In the 20th Century, language and cultural training schools have but several hundreds of “missionaries” or “international workers” enrolled. Yet, community schools offering ESL courses have become lucrative businesses. The point is: diaspora people outnumber missionaries learning new languages and taking cultural adoption courses.
I will write more about this issue, but for now, my summary is: though our times of change are similar, our world is vastly different from William Carey’s. We live now in an increasingly "borderless" world -- with transnationalism, and decentralization, and deterritorialization. We don’t just find Indians in India; Indians – thousands of them, have come to my home – Edmonton, Alberta, Canada.
I see people from everywhere who do not know the Lord and who are not disciples of Christ. Providentially, God has brought these people within my reach. It was he who “determined the times set for them and the exact places where they should live… so that [they] would seek him and perhaps reach out for him and find him, though he is not far from each one of us.” (Acts 17:26,27)
People are still boarding ships. But now the population movements are unprecedented, and the thoughts and ideas that emerge are being passed around both by word of mouth, and by pixels in boxes round the clock, almost instantaneously, leaving no nation untouched. The world has changed. Not only are people on the move but borrowing Samuel Escobar’s phrase, "mission fields are on the move".
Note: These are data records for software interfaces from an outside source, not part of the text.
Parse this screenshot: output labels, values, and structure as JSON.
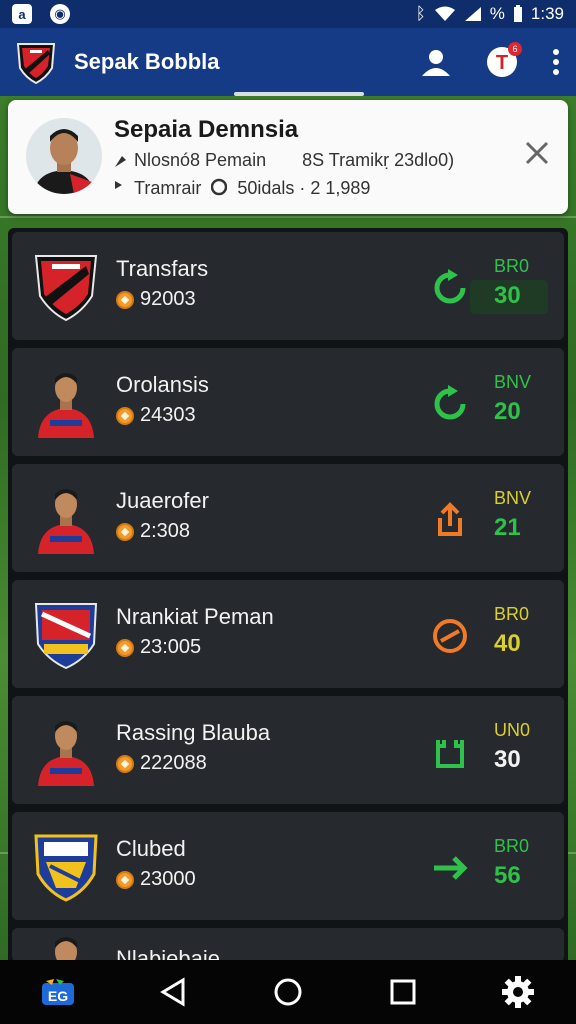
{
  "status_bar": {
    "left_icons": [
      "app-icon",
      "chat-icon"
    ],
    "app_icon_glyph": "a",
    "chat_icon_glyph": "◉",
    "right_icons": [
      "bluetooth-icon",
      "wifi-icon",
      "signal-icon"
    ],
    "bluetooth_glyph": "ᛒ",
    "battery_text": "%",
    "time": "1:39"
  },
  "app_bar": {
    "title": "Sepak Bobbla",
    "badge_count": "6",
    "notif_letter": "T"
  },
  "player_card": {
    "name": "Sepaia Demnsia",
    "line1_left": "Nlosnó8 Pemain",
    "line1_right": "8S Tramikṛ 23dlo0)",
    "line2_left": "Tramrair",
    "line2_right": "50idals · 2 1,989"
  },
  "rows": [
    {
      "title": "Transfars",
      "value": "92003",
      "stat_label": "BR0",
      "stat_value": "30",
      "status": "refresh-icon",
      "status_color": "#2ec24a",
      "label_color": "#2ec24a",
      "value_color": "#2ec24a",
      "highlight": true,
      "crest": "shield-red"
    },
    {
      "title": "Orolansis",
      "value": "24303",
      "stat_label": "BNV",
      "stat_value": "20",
      "status": "refresh-icon",
      "status_color": "#2ec24a",
      "label_color": "#2ec24a",
      "value_color": "#2ec24a",
      "highlight": false,
      "crest": "player-red"
    },
    {
      "title": "Juaerofer",
      "value": "2:308",
      "stat_label": "BNV",
      "stat_value": "21",
      "status": "upload-icon",
      "status_color": "#f07a25",
      "label_color": "#d9d02e",
      "value_color": "#2ec24a",
      "highlight": false,
      "crest": "player-red"
    },
    {
      "title": "Nrankiat Peman",
      "value": "23:005",
      "stat_label": "BR0",
      "stat_value": "40",
      "status": "no-entry-icon",
      "status_color": "#f07a25",
      "label_color": "#d9d02e",
      "value_color": "#d9d02e",
      "highlight": false,
      "crest": "shield-blue"
    },
    {
      "title": "Rassing Blauba",
      "value": "222088",
      "stat_label": "UN0",
      "stat_value": "30",
      "status": "bench-icon",
      "status_color": "#2ec24a",
      "label_color": "#d9d02e",
      "value_color": "#f2f2f2",
      "highlight": false,
      "crest": "player-red"
    },
    {
      "title": "Clubed",
      "value": "23000",
      "stat_label": "BR0",
      "stat_value": "56",
      "status": "arrow-right-icon",
      "status_color": "#2ec24a",
      "label_color": "#2ec24a",
      "value_color": "#2ec24a",
      "highlight": false,
      "crest": "shield-blue-yellow"
    }
  ],
  "partial_row_title": "Nlabiebaie",
  "nav_bar": {
    "items": [
      "app-logo-icon",
      "back-icon",
      "home-icon",
      "recents-icon",
      "settings-icon"
    ],
    "logo_text": "EG"
  },
  "colors": {
    "status_bar": "#0f2d6b",
    "app_bar": "#163b86",
    "row_bg": "#26292d"
  }
}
Missions is also on the move. Just like Carey, millions of Christ’s ambassadors are boarding ships (i.e. ships on the sea, ships in the air) -- only now it is multi-directional. Last summer I was in Nagaland, India motivating the predominantly Christ-following Nagas to reach their religious giants – Hindus, Muslims, and Buddhists, who immediately surround them. I also encouraged them to systematically organise and strategise and train to reach beyond as the Naga Kingdom Builders move beyond their borders as workers and students in our "borderless" world. They reminded me so much of my own countrymen, the Filipinos who are leaving our homeland in droves. In August 2007, Dr. Mary Wilder of Western Seminary said of the Filipinos, “… 100 years ago, the Filipinos were a mission field. Now, they are moving out to take their place in missions, reaching around the world in very creative ways!” Thank God for the "traditional" missionaries who planted the seeds in the foreign lands of India and the Philippines. Thank God too, for the times and places, and the opportunities now given to reach the world through alternate and creative ways. These are exciting times!
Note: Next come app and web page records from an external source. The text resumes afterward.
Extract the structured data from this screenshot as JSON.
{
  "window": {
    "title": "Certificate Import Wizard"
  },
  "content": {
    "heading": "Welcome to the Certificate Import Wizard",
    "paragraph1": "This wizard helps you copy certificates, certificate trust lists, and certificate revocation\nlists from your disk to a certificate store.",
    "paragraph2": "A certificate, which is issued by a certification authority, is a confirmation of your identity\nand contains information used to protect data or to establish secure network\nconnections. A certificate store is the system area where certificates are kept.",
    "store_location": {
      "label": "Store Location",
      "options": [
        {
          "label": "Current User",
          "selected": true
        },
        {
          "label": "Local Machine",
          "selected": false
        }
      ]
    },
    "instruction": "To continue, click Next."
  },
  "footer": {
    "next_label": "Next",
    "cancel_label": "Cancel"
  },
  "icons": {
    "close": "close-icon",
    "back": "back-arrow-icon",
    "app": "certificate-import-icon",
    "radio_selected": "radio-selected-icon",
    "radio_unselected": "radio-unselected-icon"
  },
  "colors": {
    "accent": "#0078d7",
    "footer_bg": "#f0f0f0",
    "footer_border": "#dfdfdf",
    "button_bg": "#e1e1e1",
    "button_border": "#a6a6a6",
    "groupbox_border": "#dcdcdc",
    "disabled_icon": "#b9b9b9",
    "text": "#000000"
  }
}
Alongside “traditional” Modern Missions strategies, let us go beyond the geographical 10/40 Window to creatively take the Whole Gospel to the Whole World.
 The Joshua Project, “Arab Argentine”, accessed on January 19, 2012 at http://www.joshuaproject.net/people-profile.php?peo3=10375&rog3=AR
 Finishing the Task, “312 DIASPORA PEOPLES WITHOUT A CHURCH: Populations over 25,000”, 9 October 2010.
 Also see Joshua Project, “United States of America”, accessed January 19, 2012 at http://www.joshuaproject.net/countries.php.
Several Christian leaders have been asked to continue the conversation by responding to this lead article. Read their responses and share your own thoughts:
Sadiri Joy Tira (D.Min., D.Miss.) is the LCWE Senior Associate for Diasporas; Vice President for Diaspora Missions at Advancing Indigenous Missions (AIM); Director of the Institute of Diaspora Missiology at Alliance Graduate School (Philippines); and Diaspora Missiology Specialist at the Jaffray Centre for Global Initiatives at Ambrose University College (Canada).